You may not know Liz Murray by name, but you may be familiar with the TV movie Homeless to Harvard, Lifetime’s version of her teen years, during which she transitioned from sleeping in doorways and subways to an Ivy League dorm of one’s own. Breaking Night allows Murray to tell her own story, beginning in early childhood, and it’s a truly harrowing tale.
Born to two loving but profoundly drug-addicted parents, Liz and older sister Lisa must fend for themselves almost from birth. Forced to run interference between truant officers, social workers, dealers, pimps, “Ma” and “Daddy,” Liz runs wild from an early age, stealing food from supermarkets and pumping gas for tips, while Lisa maintains an almost militant focus on schoolwork as a possible means of rescue. As their parents split up and Ma is diagnosed with HIV and then AIDS, the family fractures completely.

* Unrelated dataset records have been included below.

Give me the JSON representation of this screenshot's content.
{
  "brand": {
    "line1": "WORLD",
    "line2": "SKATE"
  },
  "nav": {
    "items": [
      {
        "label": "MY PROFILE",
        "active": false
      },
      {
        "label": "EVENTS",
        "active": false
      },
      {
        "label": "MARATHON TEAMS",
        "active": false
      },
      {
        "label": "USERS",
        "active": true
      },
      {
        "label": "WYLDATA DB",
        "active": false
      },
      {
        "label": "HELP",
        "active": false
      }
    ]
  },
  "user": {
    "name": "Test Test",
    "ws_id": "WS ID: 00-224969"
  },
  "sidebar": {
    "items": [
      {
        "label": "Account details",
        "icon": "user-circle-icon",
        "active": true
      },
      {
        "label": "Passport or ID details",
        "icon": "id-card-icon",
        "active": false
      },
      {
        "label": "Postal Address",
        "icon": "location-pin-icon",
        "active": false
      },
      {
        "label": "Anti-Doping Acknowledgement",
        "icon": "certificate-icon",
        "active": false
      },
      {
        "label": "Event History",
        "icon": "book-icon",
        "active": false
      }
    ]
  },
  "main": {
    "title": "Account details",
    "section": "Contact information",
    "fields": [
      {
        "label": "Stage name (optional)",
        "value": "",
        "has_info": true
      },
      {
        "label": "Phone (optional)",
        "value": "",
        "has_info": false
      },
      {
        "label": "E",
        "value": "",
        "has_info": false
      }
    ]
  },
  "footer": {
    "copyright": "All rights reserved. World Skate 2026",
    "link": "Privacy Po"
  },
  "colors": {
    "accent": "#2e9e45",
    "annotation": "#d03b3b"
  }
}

Lisa goes to stay with Ma’s new, abusive boyfriend, and Daddy ultimately signs away his parental rights to Liz, who takes to the streets with a boyfriend who seems perfect, but looks increasingly unstable with every passing day.
Murray does a wonderful job telling her own story, giving an honest account of the powerful love that connects her family even as addiction and disease separate them. She captures the giddy freedom of being a teenager completely on her own, but counters it with a perfect take on the impact of homelessness: “The strain of not having your most basic needs met can drive you a little crazy. Hunger wears on your nerves; nervousness wears on your energy; malnutrition and stress just plain wear on you.” (I was homeless for over a year as an adult, and that says it all.) Because of her parents’ history, she stays sober throughout this ordeal; not using drugs or alcohol means feeling the cold, hunger and loneliness without a buffer, and likely also gave her the clear vision needed to finally enroll in the alternative high school that turned things around for her.
We know things end well for Liz, but she wisely ends Breaking Night as she’s waiting somewhat frantically for the mailman to bring the fateful “fat” envelope bearing an acceptance letter from Harvard. A beloved teacher tells her to “relax, have some compassion for yourself,” and really stop and absorb how far she’s come. It’s as necessary for us as it is for her, considering the journey we’ve just been on together. Murray’s story is a jarring ride that leads to something better—a sense of possibility.